Go through the listing beneath this task and return every line that carries the string "icon".

§ MATERIAL PROVIDED:
-=-=-

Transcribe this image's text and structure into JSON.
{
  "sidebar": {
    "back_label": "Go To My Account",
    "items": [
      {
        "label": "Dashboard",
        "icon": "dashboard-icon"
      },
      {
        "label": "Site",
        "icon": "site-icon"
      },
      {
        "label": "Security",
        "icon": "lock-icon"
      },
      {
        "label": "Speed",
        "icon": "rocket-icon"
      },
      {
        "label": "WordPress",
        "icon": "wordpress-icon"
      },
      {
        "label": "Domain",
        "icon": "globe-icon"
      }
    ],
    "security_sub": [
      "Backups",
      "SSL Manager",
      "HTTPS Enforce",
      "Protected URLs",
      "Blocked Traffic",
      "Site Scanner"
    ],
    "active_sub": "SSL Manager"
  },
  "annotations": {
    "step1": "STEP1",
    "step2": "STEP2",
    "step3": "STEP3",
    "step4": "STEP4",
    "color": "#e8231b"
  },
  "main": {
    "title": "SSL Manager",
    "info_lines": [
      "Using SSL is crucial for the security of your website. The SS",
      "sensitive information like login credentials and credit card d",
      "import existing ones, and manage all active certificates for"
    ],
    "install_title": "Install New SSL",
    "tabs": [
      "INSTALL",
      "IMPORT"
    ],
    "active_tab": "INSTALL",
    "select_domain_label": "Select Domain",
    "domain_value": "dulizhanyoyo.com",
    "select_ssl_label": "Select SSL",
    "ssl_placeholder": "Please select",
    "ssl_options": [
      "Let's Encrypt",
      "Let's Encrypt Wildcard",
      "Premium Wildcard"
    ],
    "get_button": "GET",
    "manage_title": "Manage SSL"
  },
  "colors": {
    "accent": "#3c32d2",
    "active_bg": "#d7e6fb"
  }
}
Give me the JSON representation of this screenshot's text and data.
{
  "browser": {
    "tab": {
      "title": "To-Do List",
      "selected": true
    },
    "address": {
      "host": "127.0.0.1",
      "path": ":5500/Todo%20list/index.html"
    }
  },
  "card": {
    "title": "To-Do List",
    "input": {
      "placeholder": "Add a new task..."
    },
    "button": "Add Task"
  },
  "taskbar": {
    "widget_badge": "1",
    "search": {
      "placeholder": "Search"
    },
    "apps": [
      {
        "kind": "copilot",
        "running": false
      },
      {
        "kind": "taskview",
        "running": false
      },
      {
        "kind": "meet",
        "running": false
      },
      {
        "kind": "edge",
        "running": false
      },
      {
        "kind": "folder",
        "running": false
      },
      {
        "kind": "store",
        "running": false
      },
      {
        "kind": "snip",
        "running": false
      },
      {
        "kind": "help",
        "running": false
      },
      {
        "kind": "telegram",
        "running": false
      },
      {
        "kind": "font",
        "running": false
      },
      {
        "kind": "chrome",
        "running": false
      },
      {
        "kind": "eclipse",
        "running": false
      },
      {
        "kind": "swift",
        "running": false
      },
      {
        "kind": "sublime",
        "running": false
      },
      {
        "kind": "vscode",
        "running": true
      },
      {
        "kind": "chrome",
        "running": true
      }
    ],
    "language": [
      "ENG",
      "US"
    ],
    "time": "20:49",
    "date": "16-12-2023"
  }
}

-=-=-

§ ANSWER TO THIS PROBLEM:
        "icon": "dashboard-icon"
        "icon": "site-icon"
        "icon": "lock-icon"
        "icon": "rocket-icon"
        "icon": "wordpress-icon"
        "icon": "globe-icon"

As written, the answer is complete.